*Exercise instructions*. Leave the pictures out and return every line below exactly.

[Element data from apps and pages]
*-*-*

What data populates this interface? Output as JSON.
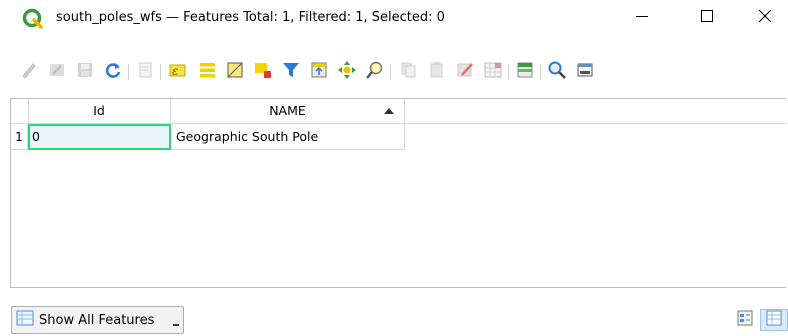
{
  "window": {
    "title": "south_poles_wfs — Features Total: 1, Filtered: 1, Selected: 0",
    "app_icon": "qgis-icon",
    "controls": {
      "minimize": "minimize-icon",
      "maximize": "maximize-icon",
      "close": "close-icon"
    }
  },
  "toolbar": {
    "buttons": [
      {
        "name": "toggle-editing",
        "icon": "pencil-icon",
        "enabled": false
      },
      {
        "name": "toggle-multi-edit",
        "icon": "multi-edit-icon",
        "enabled": false
      },
      {
        "name": "save-edits",
        "icon": "save-icon",
        "enabled": false
      },
      {
        "name": "reload-table",
        "icon": "refresh-icon",
        "enabled": true
      },
      {
        "name": "add-feature",
        "icon": "add-feature-icon",
        "enabled": false
      },
      {
        "name": "select-by-expression",
        "icon": "expression-select-icon",
        "enabled": true
      },
      {
        "name": "select-all",
        "icon": "select-all-icon",
        "enabled": true
      },
      {
        "name": "invert-selection",
        "icon": "invert-selection-icon",
        "enabled": true
      },
      {
        "name": "deselect-all",
        "icon": "deselect-icon",
        "enabled": true
      },
      {
        "name": "filter-select",
        "icon": "filter-icon",
        "enabled": true
      },
      {
        "name": "move-selection-top",
        "icon": "move-top-icon",
        "enabled": true
      },
      {
        "name": "pan-to-selected",
        "icon": "pan-icon",
        "enabled": true
      },
      {
        "name": "zoom-to-selected",
        "icon": "zoom-icon",
        "enabled": true
      },
      {
        "name": "copy-rows",
        "icon": "copy-icon",
        "enabled": false
      },
      {
        "name": "paste-features",
        "icon": "paste-icon",
        "enabled": false
      },
      {
        "name": "delete-features",
        "icon": "delete-icon",
        "enabled": false
      },
      {
        "name": "new-field",
        "icon": "new-field-icon",
        "enabled": false
      },
      {
        "name": "field-calculator",
        "icon": "calculator-icon",
        "enabled": true
      },
      {
        "name": "conditional-formatting",
        "icon": "conditional-format-icon",
        "enabled": true
      },
      {
        "name": "actions",
        "icon": "actions-icon",
        "enabled": true
      },
      {
        "name": "dock",
        "icon": "dock-icon",
        "enabled": true
      }
    ]
  },
  "table": {
    "columns": [
      "Id",
      "NAME"
    ],
    "sorted_column": "NAME",
    "sort_direction": "ascending",
    "rows": [
      {
        "row_number": "1",
        "id": "0",
        "name": "Geographic South Pole"
      }
    ]
  },
  "bottom": {
    "show_features_label": "Show All Features",
    "show_features_icon": "table-icon",
    "form_view_icon": "form-view-icon",
    "table_view_icon": "table-view-icon"
  },
  "colors": {
    "focus_border": "#2fd37a",
    "qgis_green": "#3c9a3c",
    "accent_blue": "#2b7bd0"
  }
}
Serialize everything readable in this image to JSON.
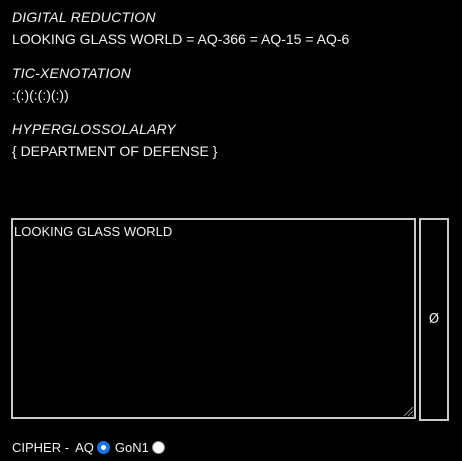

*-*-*

*Result of the task*.
What data populates this interface? Output as JSON.
{
  "window": {
    "title": "south_poles_wfs — Features Total: 1, Filtered: 1, Selected: 0",
    "app_icon": "qgis-icon",
    "controls": {
      "minimize": "minimize-icon",
      "maximize": "maximize-icon",
      "close": "close-icon"
    }
  },
  "toolbar": {
    "buttons": [
      {
        "name": "toggle-editing",
        "icon": "pencil-icon",
        "enabled": false
      },
      {
        "name": "toggle-multi-edit",
        "icon": "multi-edit-icon",
        "enabled": false
      },
      {
        "name": "save-edits",
        "icon": "save-icon",
        "enabled": false
      },
      {
        "name": "reload-table",
        "icon": "refresh-icon",
        "enabled": true
      },
      {
        "name": "add-feature",
        "icon": "add-feature-icon",
        "enabled": false
      },
      {
        "name": "select-by-expression",
        "icon": "expression-select-icon",
        "enabled": true
      },
      {
        "name": "select-all",
        "icon": "select-all-icon",
        "enabled": true
      },
      {
        "name": "invert-selection",
        "icon": "invert-selection-icon",
        "enabled": true
      },
      {
        "name": "deselect-all",
        "icon": "deselect-icon",
        "enabled": true
      },
      {
        "name": "filter-select",
        "icon": "filter-icon",
        "enabled": true
      },
      {
        "name": "move-selection-top",
        "icon": "move-top-icon",
        "enabled": true
      },
      {
        "name": "pan-to-selected",
        "icon": "pan-icon",
        "enabled": true
      },
      {
        "name": "zoom-to-selected",
        "icon": "zoom-icon",
        "enabled": true
      },
      {
        "name": "copy-rows",
        "icon": "copy-icon",
        "enabled": false
      },
      {
        "name": "paste-features",
        "icon": "paste-icon",
        "enabled": false
      },
      {
        "name": "delete-features",
        "icon": "delete-icon",
        "enabled": false
      },
      {
        "name": "new-field",
        "icon": "new-field-icon",
        "enabled": false
      },
      {
        "name": "field-calculator",
        "icon": "calculator-icon",
        "enabled": true
      },
      {
        "name": "conditional-formatting",
        "icon": "conditional-format-icon",
        "enabled": true
      },
      {
        "name": "actions",
        "icon": "actions-icon",
        "enabled": true
      },
      {
        "name": "dock",
        "icon": "dock-icon",
        "enabled": true
      }
    ]
  },
  "table": {
    "columns": [
      "Id",
      "NAME"
    ],
    "sorted_column": "NAME",
    "sort_direction": "ascending",
    "rows": [
      {
        "row_number": "1",
        "id": "0",
        "name": "Geographic South Pole"
      }
    ]
  },
  "bottom": {
    "show_features_label": "Show All Features",
    "show_features_icon": "table-icon",
    "form_view_icon": "form-view-icon",
    "table_view_icon": "table-view-icon"
  },
  "colors": {
    "focus_border": "#2fd37a",
    "qgis_green": "#3c9a3c",
    "accent_blue": "#2b7bd0"
  }
}
Serialize everything readable in this image to JSON.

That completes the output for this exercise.